Lakatos
)

Sample Applications

Loss Aversion

o
C
onsumers
are more
averse to
lowering consumption in
response
news about income than they are
to increasing
consumption in response
to good news

Fairness

o
Subjects contribute
to public goods more
than can
be
explained by pure
self
-
interest

o
Wage decreases are viewed with a special disdain, implying
wages are sticky in the downward direction, keeping
unemployment from being eliminated

Reciprocity

o
If others conserve water, you are more likely to conserve

o
An employee who feels mistreated is more likely to sabotage
the firm.

Sample Applications

Law of Small Numbers Bias

o
We underestimate how
often a good
financial analyst
will
be wrong a few times in
a row
. and how often a
clueless
analyst will
be right a few times in a
row.

o
People
tend to
generate spurious
explanations for
long
streaks
that are determined by
chance

o
The gambler’s fallacy

Anchoring

o
Overestimate happiness gain from winning lottery

Hindsight Bias

o
Hearing the report of a mass shooting increases the
perceived probability of such an
occurance

o
“I knew it all along,” (but your really did not)

Sample Applications

Hyperbolic Discounting

o
Pay a Gym Trainer

o
Christmas savings clubs

o
In general, act to restrict your options

Confirmatory
Bias

o
We
ignore information that does not support our initial
hypothesis

o
Ambiguous information further affirms our initial
hypothesis

Status Quo
Bias

o
Libertarian Paternalism (Nudge)

Savings plan opt
-
out rather than savings plan opt
-
in

Put fruit in front of higher calorie desserts

Criticisms of Behavioral Economics

Too many behavioral theories with too few
applications

The many assumptions underlying behavioral
models need to be reduced to a smaller number of
more primitive assumptions

Not clear how to identify equilibrium versus non
-
equilibrium behavior

How Economics May Become More Behavioral

Model decision
-
making using learning processes, whereby a
decision maker becomes more sophisticated as learning
occurs.

Environment dependent sophistication (or decision ability)

Less representative agent models, more heterogeneity

More use of our understanding of human cognition in
modeling decision making.

More focus on developing theories that explain observations
(descriptive theories) and less focus on developing theories
that are axiomatically consistent (What
Thaler

calls
normative theories)

More focus on how emotions influence choice

References

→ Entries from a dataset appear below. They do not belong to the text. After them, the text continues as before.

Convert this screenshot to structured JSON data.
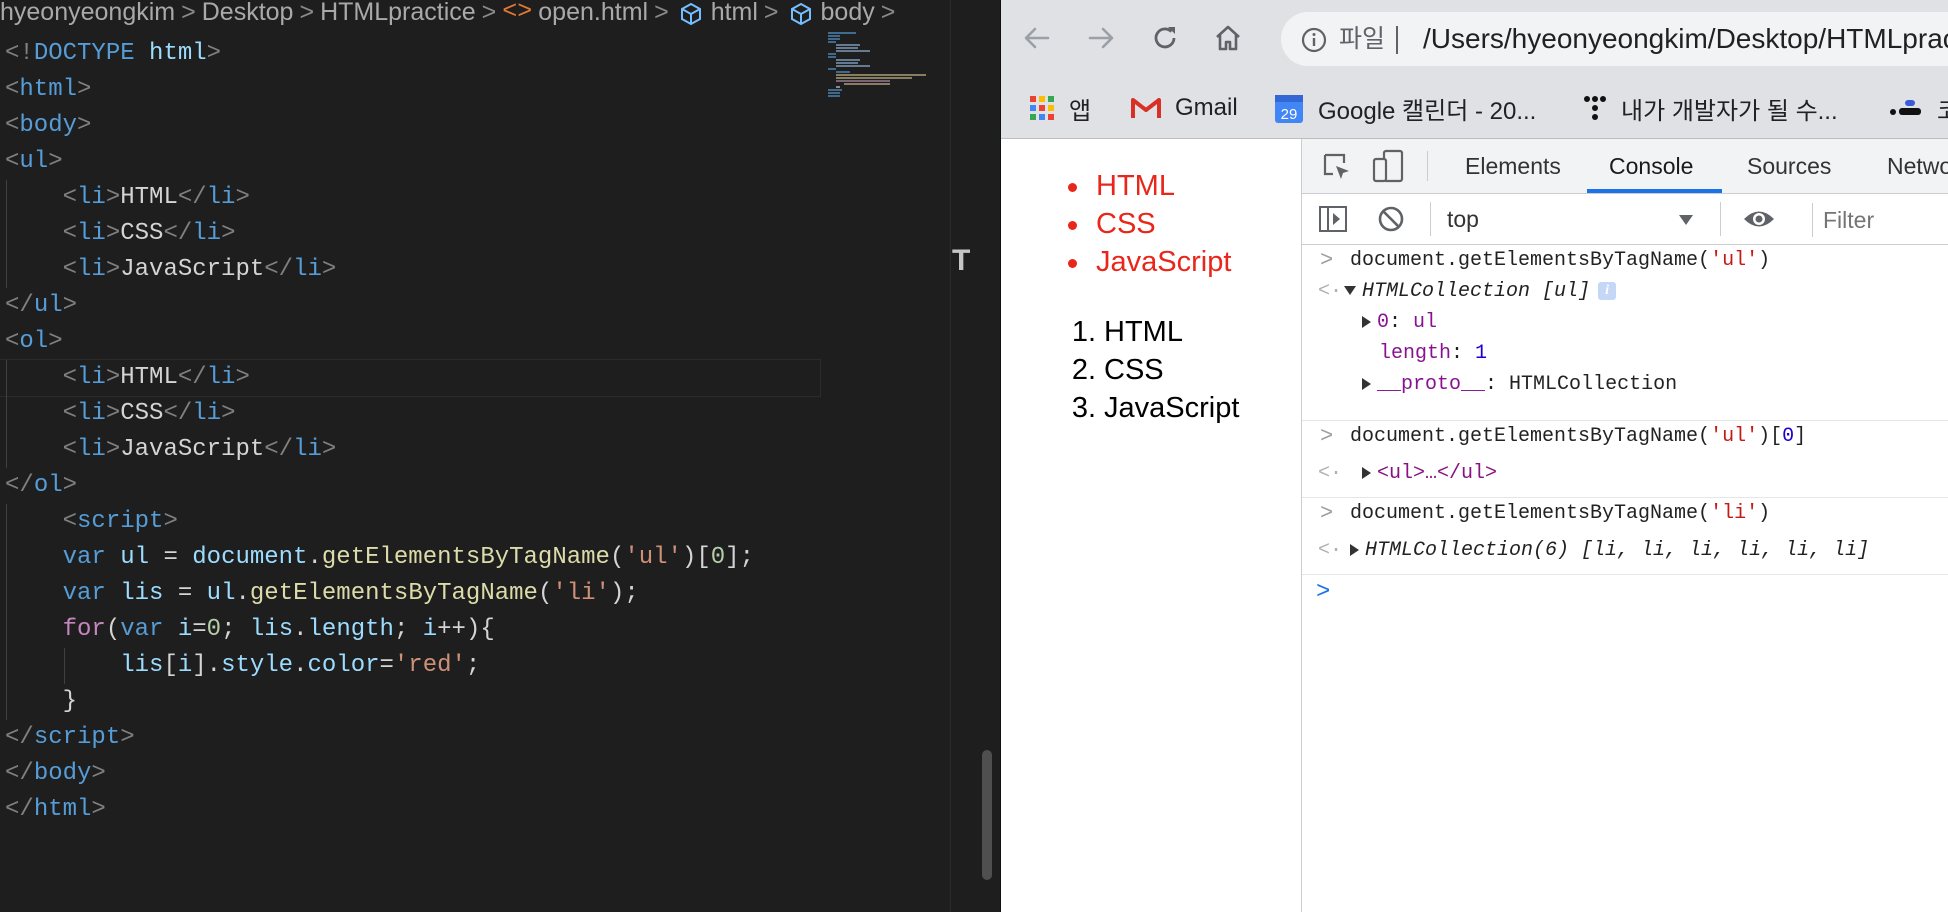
{
  "editor": {
    "breadcrumb": {
      "segments": [
        "hyeonyeongkim",
        "Desktop",
        "HTMLpractice"
      ],
      "file": "open.html",
      "file_icon": "<>",
      "symbols": [
        "html",
        "body"
      ],
      "separator": ">"
    },
    "code_lines": [
      {
        "indent": 0,
        "parts": [
          [
            "br",
            "<!"
          ],
          [
            "tag",
            "DOCTYPE"
          ],
          [
            "txt",
            " "
          ],
          [
            "var",
            "html"
          ],
          [
            "br",
            ">"
          ]
        ]
      },
      {
        "indent": 0,
        "parts": [
          [
            "br",
            "<"
          ],
          [
            "tag",
            "html"
          ],
          [
            "br",
            ">"
          ]
        ]
      },
      {
        "indent": 0,
        "parts": [
          [
            "br",
            "<"
          ],
          [
            "tag",
            "body"
          ],
          [
            "br",
            ">"
          ]
        ]
      },
      {
        "indent": 0,
        "parts": [
          [
            "br",
            "<"
          ],
          [
            "tag",
            "ul"
          ],
          [
            "br",
            ">"
          ]
        ]
      },
      {
        "indent": 1,
        "parts": [
          [
            "br",
            "<"
          ],
          [
            "tag",
            "li"
          ],
          [
            "br",
            ">"
          ],
          [
            "txt",
            "HTML"
          ],
          [
            "br",
            "</"
          ],
          [
            "tag",
            "li"
          ],
          [
            "br",
            ">"
          ]
        ]
      },
      {
        "indent": 1,
        "parts": [
          [
            "br",
            "<"
          ],
          [
            "tag",
            "li"
          ],
          [
            "br",
            ">"
          ],
          [
            "txt",
            "CSS"
          ],
          [
            "br",
            "</"
          ],
          [
            "tag",
            "li"
          ],
          [
            "br",
            ">"
          ]
        ]
      },
      {
        "indent": 1,
        "parts": [
          [
            "br",
            "<"
          ],
          [
            "tag",
            "li"
          ],
          [
            "br",
            ">"
          ],
          [
            "txt",
            "JavaScript"
          ],
          [
            "br",
            "</"
          ],
          [
            "tag",
            "li"
          ],
          [
            "br",
            ">"
          ]
        ]
      },
      {
        "indent": 0,
        "parts": [
          [
            "br",
            "</"
          ],
          [
            "tag",
            "ul"
          ],
          [
            "br",
            ">"
          ]
        ]
      },
      {
        "indent": 0,
        "parts": [
          [
            "br",
            "<"
          ],
          [
            "tag",
            "ol"
          ],
          [
            "br",
            ">"
          ]
        ]
      },
      {
        "indent": 1,
        "current": true,
        "parts": [
          [
            "br",
            "<"
          ],
          [
            "tag",
            "li"
          ],
          [
            "br",
            ">"
          ],
          [
            "txt",
            "HTML"
          ],
          [
            "br",
            "</"
          ],
          [
            "tag",
            "li"
          ],
          [
            "br",
            ">"
          ]
        ]
      },
      {
        "indent": 1,
        "parts": [
          [
            "br",
            "<"
          ],
          [
            "tag",
            "li"
          ],
          [
            "br",
            ">"
          ],
          [
            "txt",
            "CSS"
          ],
          [
            "br",
            "</"
          ],
          [
            "tag",
            "li"
          ],
          [
            "br",
            ">"
          ]
        ]
      },
      {
        "indent": 1,
        "parts": [
          [
            "br",
            "<"
          ],
          [
            "tag",
            "li"
          ],
          [
            "br",
            ">"
          ],
          [
            "txt",
            "JavaScript"
          ],
          [
            "br",
            "</"
          ],
          [
            "tag",
            "li"
          ],
          [
            "br",
            ">"
          ]
        ]
      },
      {
        "indent": 0,
        "parts": [
          [
            "br",
            "</"
          ],
          [
            "tag",
            "ol"
          ],
          [
            "br",
            ">"
          ]
        ]
      },
      {
        "indent": 1,
        "parts": [
          [
            "br",
            "<"
          ],
          [
            "tag",
            "script"
          ],
          [
            "br",
            ">"
          ]
        ]
      },
      {
        "indent": 1,
        "parts": [
          [
            "kw",
            "var"
          ],
          [
            "txt",
            " "
          ],
          [
            "var",
            "ul"
          ],
          [
            "txt",
            " = "
          ],
          [
            "var",
            "document"
          ],
          [
            "txt",
            "."
          ],
          [
            "fn",
            "getElementsByTagName"
          ],
          [
            "txt",
            "("
          ],
          [
            "str",
            "'ul'"
          ],
          [
            "txt",
            ")["
          ],
          [
            "num",
            "0"
          ],
          [
            "txt",
            "];"
          ]
        ]
      },
      {
        "indent": 1,
        "parts": [
          [
            "kw",
            "var"
          ],
          [
            "txt",
            " "
          ],
          [
            "var",
            "lis"
          ],
          [
            "txt",
            " = "
          ],
          [
            "var",
            "ul"
          ],
          [
            "txt",
            "."
          ],
          [
            "fn",
            "getElementsByTagName"
          ],
          [
            "txt",
            "("
          ],
          [
            "str",
            "'li'"
          ],
          [
            "txt",
            ");"
          ]
        ]
      },
      {
        "indent": 1,
        "parts": [
          [
            "ctl",
            "for"
          ],
          [
            "txt",
            "("
          ],
          [
            "kw",
            "var"
          ],
          [
            "txt",
            " "
          ],
          [
            "var",
            "i"
          ],
          [
            "txt",
            "="
          ],
          [
            "num",
            "0"
          ],
          [
            "txt",
            "; "
          ],
          [
            "var",
            "lis"
          ],
          [
            "txt",
            "."
          ],
          [
            "prop",
            "length"
          ],
          [
            "txt",
            "; "
          ],
          [
            "var",
            "i"
          ],
          [
            "txt",
            "++){"
          ]
        ]
      },
      {
        "indent": 2,
        "parts": [
          [
            "var",
            "lis"
          ],
          [
            "txt",
            "["
          ],
          [
            "var",
            "i"
          ],
          [
            "txt",
            "]."
          ],
          [
            "prop",
            "style"
          ],
          [
            "txt",
            "."
          ],
          [
            "prop",
            "color"
          ],
          [
            "txt",
            "="
          ],
          [
            "str",
            "'red'"
          ],
          [
            "txt",
            ";"
          ]
        ]
      },
      {
        "indent": 1,
        "parts": [
          [
            "txt",
            "}"
          ]
        ]
      },
      {
        "indent": 0,
        "parts": [
          [
            "br",
            "</"
          ],
          [
            "tag",
            "script"
          ],
          [
            "br",
            ">"
          ]
        ]
      },
      {
        "indent": 0,
        "parts": [
          [
            "br",
            "</"
          ],
          [
            "tag",
            "body"
          ],
          [
            "br",
            ">"
          ]
        ]
      },
      {
        "indent": 0,
        "parts": [
          [
            "br",
            "</"
          ],
          [
            "tag",
            "html"
          ],
          [
            "br",
            ">"
          ]
        ]
      }
    ],
    "overview_mark": "T"
  },
  "browser": {
    "address": {
      "label": "파일",
      "url": "/Users/hyeonyeongkim/Desktop/HTMLpractice/open.html"
    },
    "bookmarks": [
      {
        "label": "앱",
        "icon": "apps-grid-icon"
      },
      {
        "label": "Gmail",
        "icon": "gmail-icon"
      },
      {
        "label": "Google 캘린더 - 20...",
        "icon": "calendar-icon",
        "calendar_day": "29"
      },
      {
        "label": "내가 개발자가 될 수...",
        "icon": "dots-logo-icon"
      },
      {
        "label": "코",
        "icon": "dev-logo-icon"
      }
    ],
    "page": {
      "ul_items": [
        "HTML",
        "CSS",
        "JavaScript"
      ],
      "ol_items": [
        "HTML",
        "CSS",
        "JavaScript"
      ],
      "ol_numbers": [
        "1.",
        "2.",
        "3."
      ],
      "ul_color": "#e8261a"
    },
    "devtools": {
      "tabs": [
        "Elements",
        "Console",
        "Sources",
        "Network"
      ],
      "active_tab": "Console",
      "context": "top",
      "filter_placeholder": "Filter",
      "console": {
        "cmd1": "document.getElementsByTagName(",
        "cmd1_arg": "'ul'",
        "cmd1_end": ")",
        "res1_label": "HTMLCollection [ul]",
        "res1_info": "i",
        "res1_item_key": "0",
        "res1_item_val": "ul",
        "res1_length_key": "length",
        "res1_length_val": "1",
        "res1_proto_key": "__proto__",
        "res1_proto_val": "HTMLCollection",
        "cmd2_prefix": "document.getElementsByTagName(",
        "cmd2_arg": "'ul'",
        "cmd2_mid": ")[",
        "cmd2_index": "0",
        "cmd2_end": "]",
        "res2": "<ul>…</ul>",
        "cmd3_prefix": "document.getElementsByTagName(",
        "cmd3_arg": "'li'",
        "cmd3_end": ")",
        "res3": "HTMLCollection(6) [li, li, li, li, li, li]"
      }
    }
  }
}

Fundenberg
Journal
of Economic
Literature

44, 694

711.

Hosseini
, Hamid (2003). The Arrival of Behavioral Economics: From Michigan, or the Carnegie
School in the 1950s and the Early 1960s?
Journal of Socio
-
Economics

32 (2003) 391

409.

Rabin
, Mathew (March, 1998). “Psychology and Economics,”
Journal of Economic Literature
, 36: 11
-
46

Thaler
, Richard (Winter, 2000). From Homo
Economicus

to Homo Sapiens.”
Journal of Economic
Perspectives

14(1), 133
-
141.

Thaler
, Richard H. and Cass
Sunstein

(2003). “Behavioral Economics, Public Policy, and Paternalism:
Libertarian Paternalism,”
American Economic Review, Papers and Proceedings
93: 175
-
179.

John
Tomer
, “What Is Behavioral Economics?,”
Journal of Socio
-
Economics
, 36(3), June 2007, 463
-
479.